* [TO DO]: Check every line of the entries below for "audience", and copy the lines that have it.

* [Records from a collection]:
▬▬▬▬▬▬

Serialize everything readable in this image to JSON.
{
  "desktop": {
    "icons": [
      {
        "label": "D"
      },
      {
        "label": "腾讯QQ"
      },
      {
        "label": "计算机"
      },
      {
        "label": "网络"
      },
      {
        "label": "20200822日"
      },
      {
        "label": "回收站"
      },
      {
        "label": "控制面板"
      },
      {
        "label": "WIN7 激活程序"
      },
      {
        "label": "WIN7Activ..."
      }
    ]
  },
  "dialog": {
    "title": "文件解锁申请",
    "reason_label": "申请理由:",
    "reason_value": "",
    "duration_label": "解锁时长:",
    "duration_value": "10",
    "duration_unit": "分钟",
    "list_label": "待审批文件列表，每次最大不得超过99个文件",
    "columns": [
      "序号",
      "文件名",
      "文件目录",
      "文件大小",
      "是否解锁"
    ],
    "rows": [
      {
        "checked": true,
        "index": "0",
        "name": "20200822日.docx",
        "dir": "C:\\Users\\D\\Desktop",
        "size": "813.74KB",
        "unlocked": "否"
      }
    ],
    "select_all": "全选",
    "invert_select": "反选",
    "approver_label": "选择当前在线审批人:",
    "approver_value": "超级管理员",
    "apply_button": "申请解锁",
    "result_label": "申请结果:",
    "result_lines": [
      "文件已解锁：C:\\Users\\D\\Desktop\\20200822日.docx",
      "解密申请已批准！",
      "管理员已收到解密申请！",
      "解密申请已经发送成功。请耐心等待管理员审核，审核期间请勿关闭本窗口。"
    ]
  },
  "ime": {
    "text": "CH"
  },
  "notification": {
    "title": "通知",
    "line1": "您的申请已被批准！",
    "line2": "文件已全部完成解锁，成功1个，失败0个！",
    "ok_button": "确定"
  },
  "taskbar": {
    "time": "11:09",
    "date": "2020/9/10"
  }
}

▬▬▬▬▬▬

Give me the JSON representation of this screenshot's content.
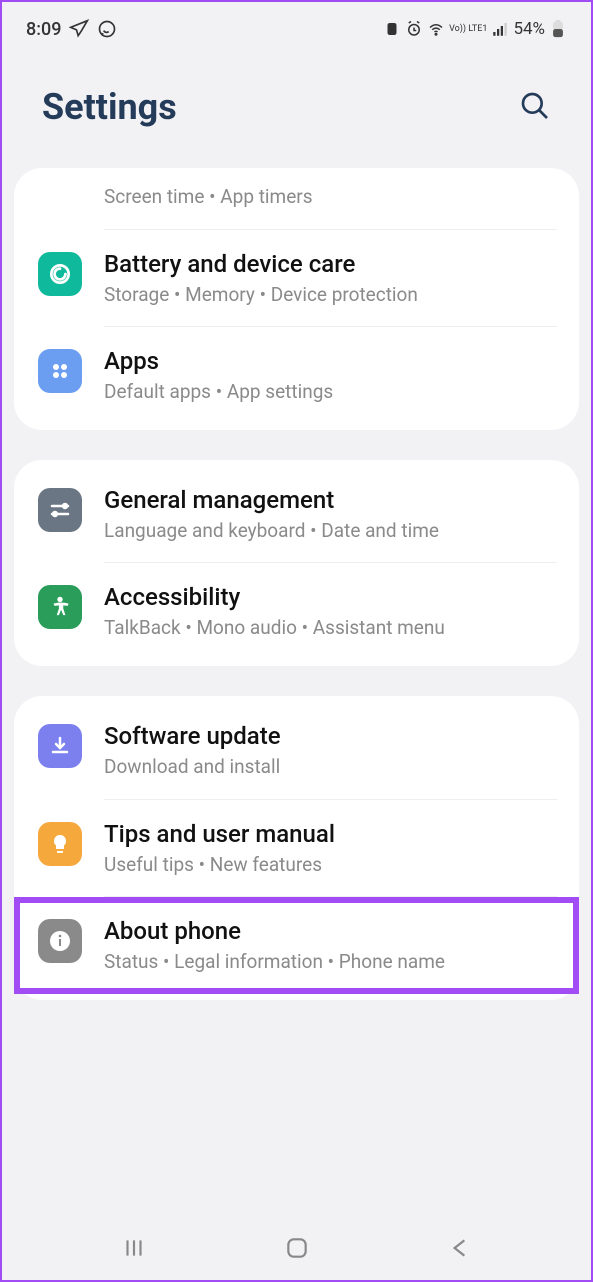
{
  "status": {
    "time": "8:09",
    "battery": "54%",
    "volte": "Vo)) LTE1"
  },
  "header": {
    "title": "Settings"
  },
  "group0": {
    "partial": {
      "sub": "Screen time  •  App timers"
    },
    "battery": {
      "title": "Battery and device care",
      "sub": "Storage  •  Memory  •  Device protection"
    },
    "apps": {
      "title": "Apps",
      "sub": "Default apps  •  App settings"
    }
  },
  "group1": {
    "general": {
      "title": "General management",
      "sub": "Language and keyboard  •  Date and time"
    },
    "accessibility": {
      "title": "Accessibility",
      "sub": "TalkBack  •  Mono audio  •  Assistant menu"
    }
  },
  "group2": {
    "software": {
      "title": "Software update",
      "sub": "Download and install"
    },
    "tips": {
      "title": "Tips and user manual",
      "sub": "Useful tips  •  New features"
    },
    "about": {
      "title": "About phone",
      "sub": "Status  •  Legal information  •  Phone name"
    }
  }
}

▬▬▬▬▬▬

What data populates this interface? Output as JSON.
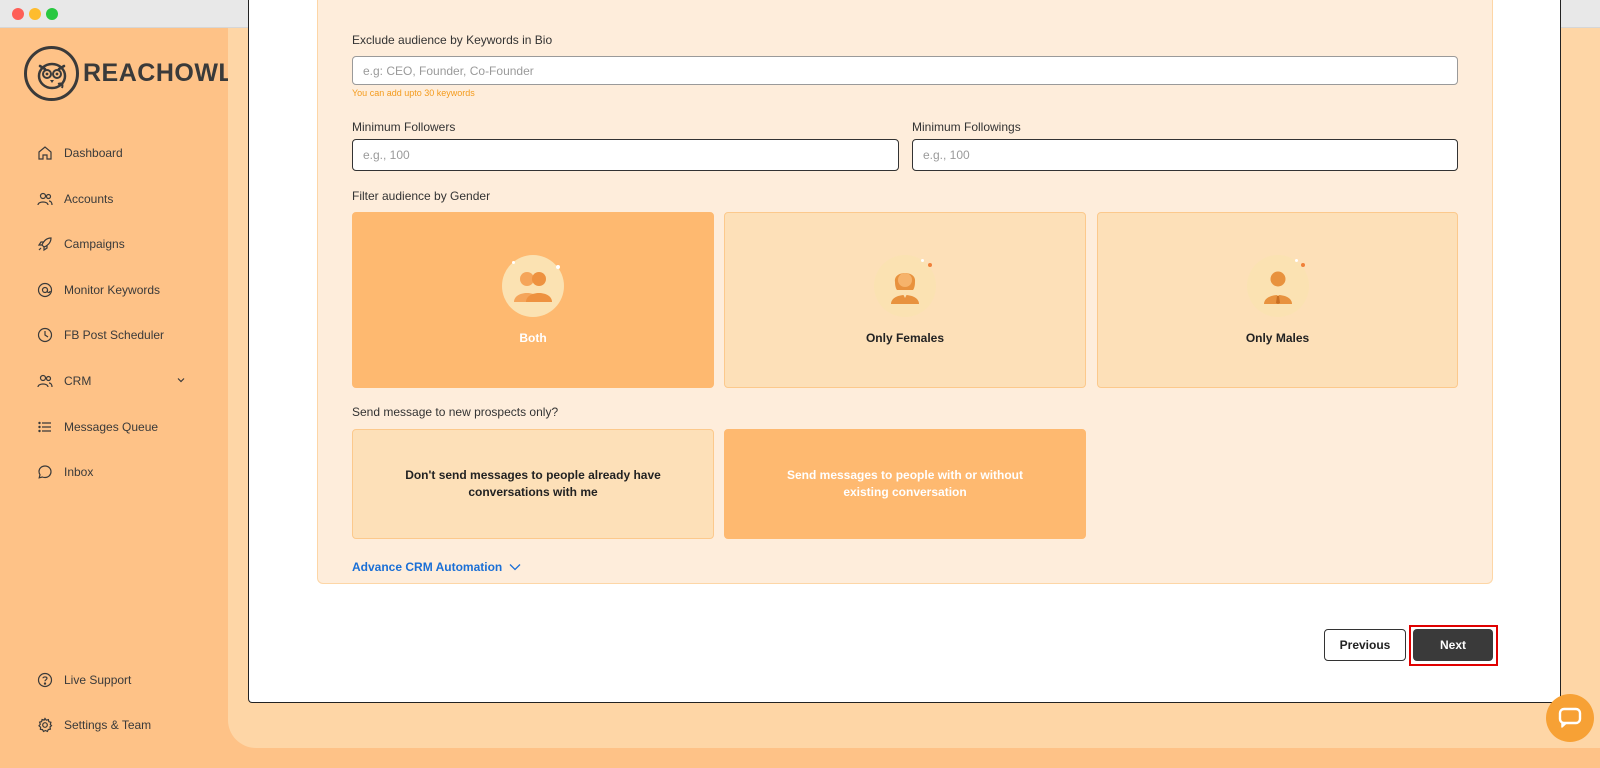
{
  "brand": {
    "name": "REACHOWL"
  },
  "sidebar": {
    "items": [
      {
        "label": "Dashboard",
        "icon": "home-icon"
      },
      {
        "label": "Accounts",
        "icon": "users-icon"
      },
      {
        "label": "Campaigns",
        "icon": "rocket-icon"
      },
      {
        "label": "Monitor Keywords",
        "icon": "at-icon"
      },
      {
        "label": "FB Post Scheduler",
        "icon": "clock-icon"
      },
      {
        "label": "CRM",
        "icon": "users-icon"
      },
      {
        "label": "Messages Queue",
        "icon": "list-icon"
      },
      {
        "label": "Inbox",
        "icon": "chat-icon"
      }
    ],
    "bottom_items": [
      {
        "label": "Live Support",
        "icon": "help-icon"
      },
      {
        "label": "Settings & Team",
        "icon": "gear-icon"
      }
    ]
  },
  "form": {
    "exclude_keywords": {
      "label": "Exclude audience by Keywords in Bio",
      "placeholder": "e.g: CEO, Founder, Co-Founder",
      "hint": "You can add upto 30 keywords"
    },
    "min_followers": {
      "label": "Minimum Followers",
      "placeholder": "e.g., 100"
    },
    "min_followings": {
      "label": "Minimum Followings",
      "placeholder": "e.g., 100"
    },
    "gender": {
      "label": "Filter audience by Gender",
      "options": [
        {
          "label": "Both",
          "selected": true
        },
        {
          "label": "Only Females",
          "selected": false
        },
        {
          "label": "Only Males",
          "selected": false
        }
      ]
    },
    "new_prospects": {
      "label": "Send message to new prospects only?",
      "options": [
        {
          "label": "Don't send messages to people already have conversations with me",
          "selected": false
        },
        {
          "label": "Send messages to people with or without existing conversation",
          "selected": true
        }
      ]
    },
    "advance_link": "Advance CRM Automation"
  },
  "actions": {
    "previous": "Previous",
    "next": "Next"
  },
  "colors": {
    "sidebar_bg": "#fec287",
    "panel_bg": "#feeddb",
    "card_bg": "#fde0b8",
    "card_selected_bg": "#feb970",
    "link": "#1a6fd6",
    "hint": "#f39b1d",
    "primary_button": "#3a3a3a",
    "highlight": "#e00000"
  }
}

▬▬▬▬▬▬

* [ANSWER SPACE]:
      "label": "Exclude audience by Keywords in Bio",
      "label": "Filter audience by Gender",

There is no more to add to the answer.